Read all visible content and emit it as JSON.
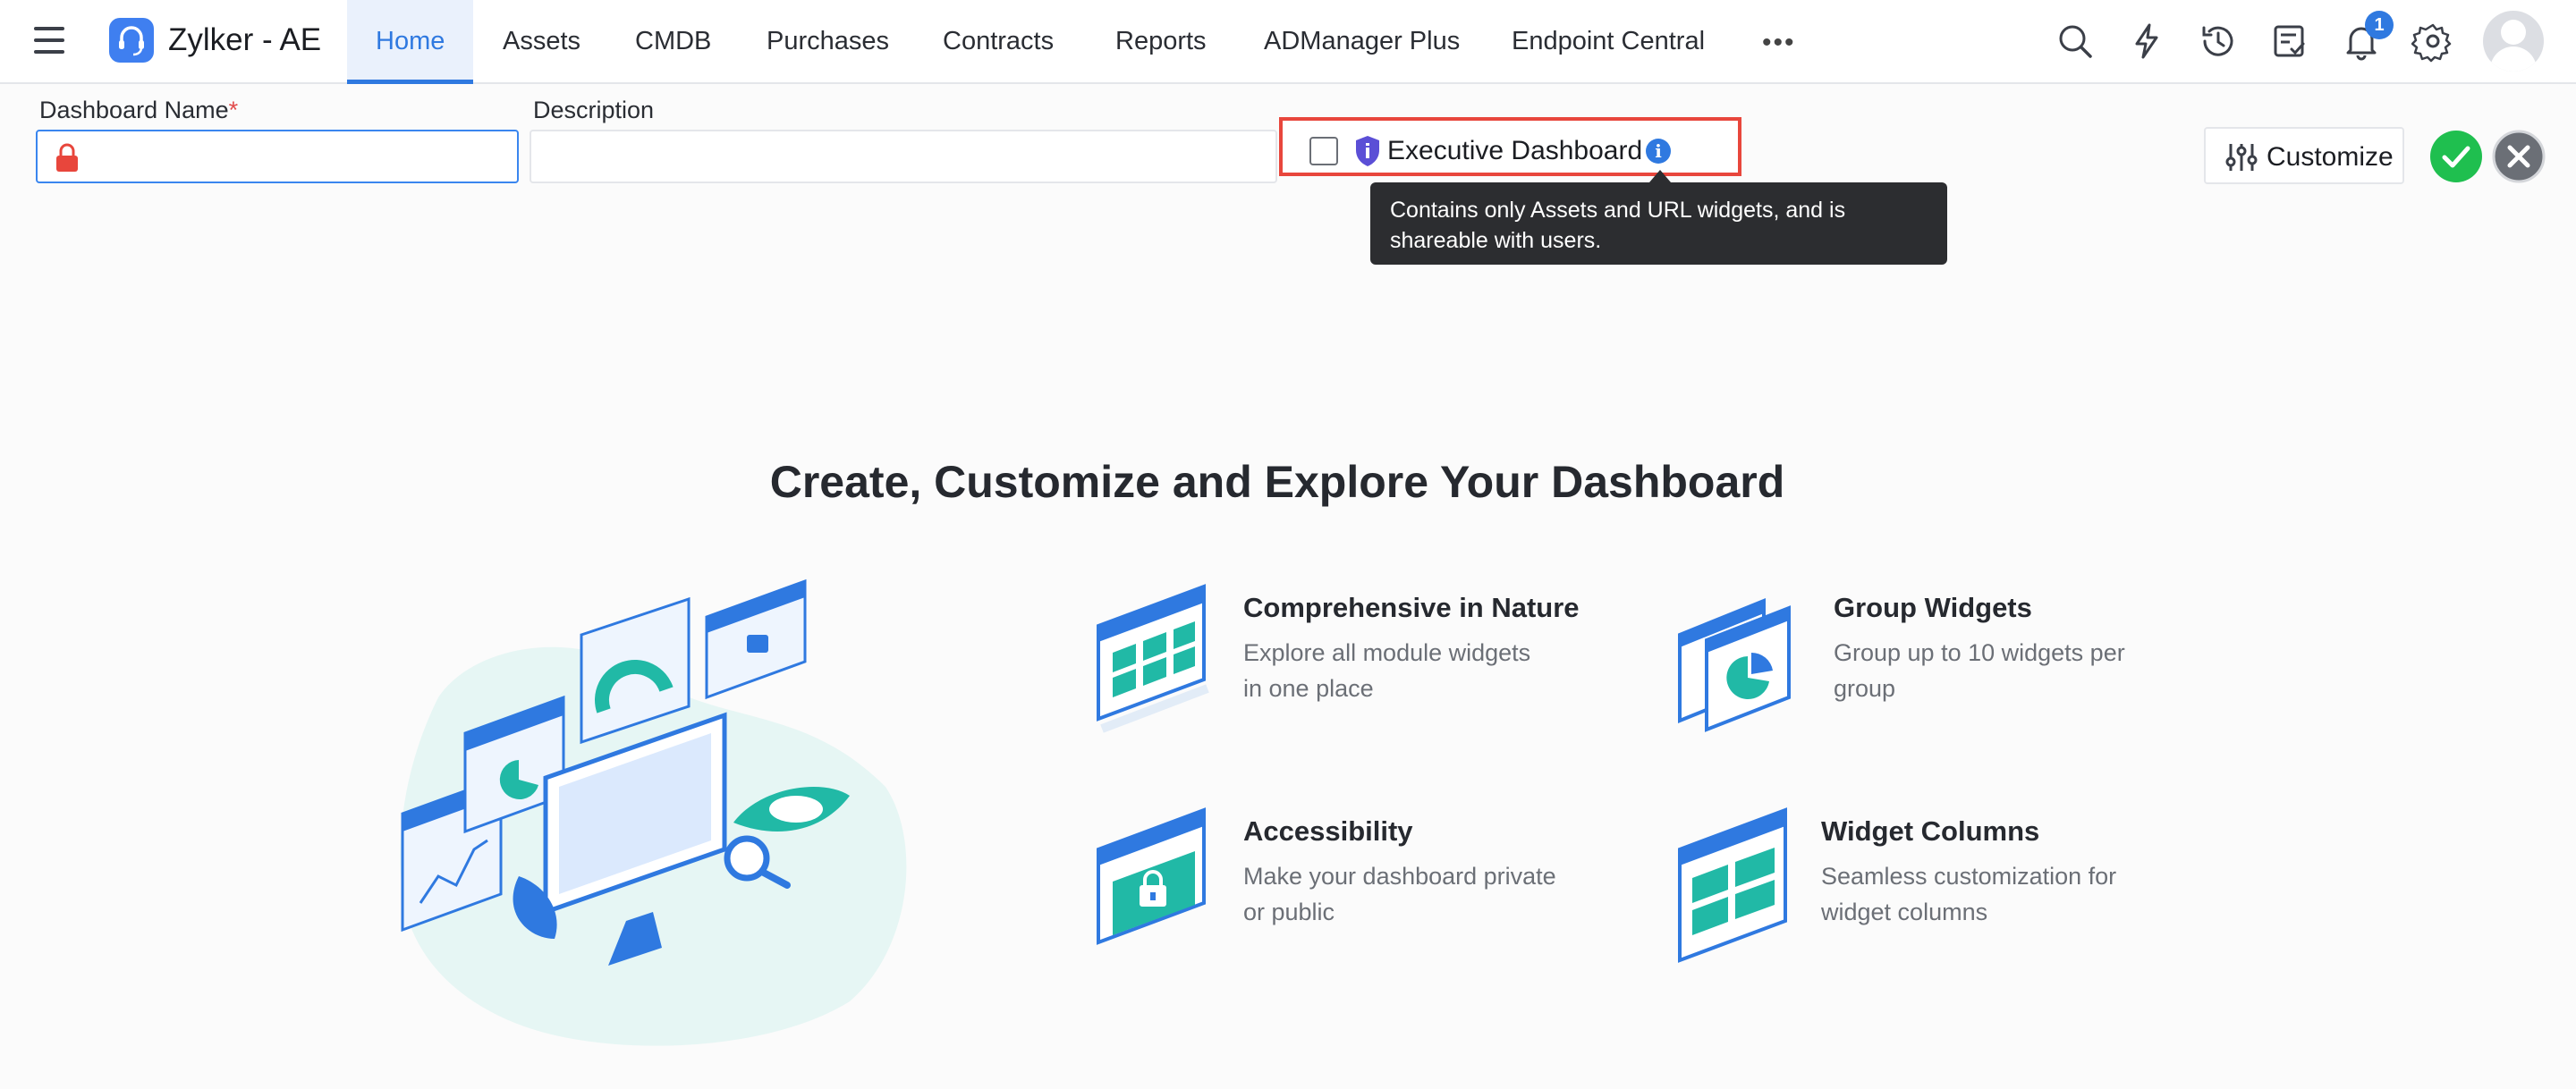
{
  "app": {
    "name": "Zylker - AE"
  },
  "nav": {
    "tabs": [
      {
        "label": "Home",
        "active": true
      },
      {
        "label": "Assets"
      },
      {
        "label": "CMDB"
      },
      {
        "label": "Purchases"
      },
      {
        "label": "Contracts"
      },
      {
        "label": "Reports"
      },
      {
        "label": "ADManager Plus"
      },
      {
        "label": "Endpoint Central"
      }
    ],
    "more": "•••",
    "notification_count": "1",
    "icons": [
      "search-icon",
      "lightning-icon",
      "history-icon",
      "tasks-icon",
      "bell-icon",
      "gear-icon",
      "avatar"
    ]
  },
  "form": {
    "name_label": "Dashboard Name",
    "required_mark": "*",
    "name_value": "",
    "description_label": "Description",
    "description_value": "",
    "executive_label": "Executive Dashboard",
    "executive_checked": false,
    "info_glyph": "i",
    "tooltip": "Contains only Assets and URL widgets, and is shareable with users.",
    "customize_label": "Customize"
  },
  "hero": {
    "title": "Create, Customize and Explore Your Dashboard",
    "features": [
      {
        "title": "Comprehensive in Nature",
        "desc_line1": "Explore all module widgets",
        "desc_line2": "in one place"
      },
      {
        "title": "Group Widgets",
        "desc_line1": "Group up to 10 widgets per",
        "desc_line2": "group"
      },
      {
        "title": "Accessibility",
        "desc_line1": "Make your dashboard private",
        "desc_line2": "or public"
      },
      {
        "title": "Widget Columns",
        "desc_line1": "Seamless customization for",
        "desc_line2": "widget columns"
      }
    ]
  },
  "colors": {
    "accent": "#2f79e0",
    "highlight_border": "#e8463c",
    "confirm": "#1fbf4f",
    "cancel": "#6b6f76",
    "teal": "#21b9a6"
  }
}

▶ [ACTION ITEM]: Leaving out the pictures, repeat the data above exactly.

▶ [SOLVED EXERCISE]:
Read all visible content and emit it as JSON.
{
  "app": {
    "name": "Zylker - AE"
  },
  "nav": {
    "tabs": [
      {
        "label": "Home",
        "active": true
      },
      {
        "label": "Assets"
      },
      {
        "label": "CMDB"
      },
      {
        "label": "Purchases"
      },
      {
        "label": "Contracts"
      },
      {
        "label": "Reports"
      },
      {
        "label": "ADManager Plus"
      },
      {
        "label": "Endpoint Central"
      }
    ],
    "more": "•••",
    "notification_count": "1",
    "icons": [
      "search-icon",
      "lightning-icon",
      "history-icon",
      "tasks-icon",
      "bell-icon",
      "gear-icon",
      "avatar"
    ]
  },
  "form": {
    "name_label": "Dashboard Name",
    "required_mark": "*",
    "name_value": "",
    "description_label": "Description",
    "description_value": "",
    "executive_label": "Executive Dashboard",
    "executive_checked": false,
    "info_glyph": "i",
    "tooltip": "Contains only Assets and URL widgets, and is shareable with users.",
    "customize_label": "Customize"
  },
  "hero": {
    "title": "Create, Customize and Explore Your Dashboard",
    "features": [
      {
        "title": "Comprehensive in Nature",
        "desc_line1": "Explore all module widgets",
        "desc_line2": "in one place"
      },
      {
        "title": "Group Widgets",
        "desc_line1": "Group up to 10 widgets per",
        "desc_line2": "group"
      },
      {
        "title": "Accessibility",
        "desc_line1": "Make your dashboard private",
        "desc_line2": "or public"
      },
      {
        "title": "Widget Columns",
        "desc_line1": "Seamless customization for",
        "desc_line2": "widget columns"
      }
    ]
  },
  "colors": {
    "accent": "#2f79e0",
    "highlight_border": "#e8463c",
    "confirm": "#1fbf4f",
    "cancel": "#6b6f76",
    "teal": "#21b9a6"
  }
}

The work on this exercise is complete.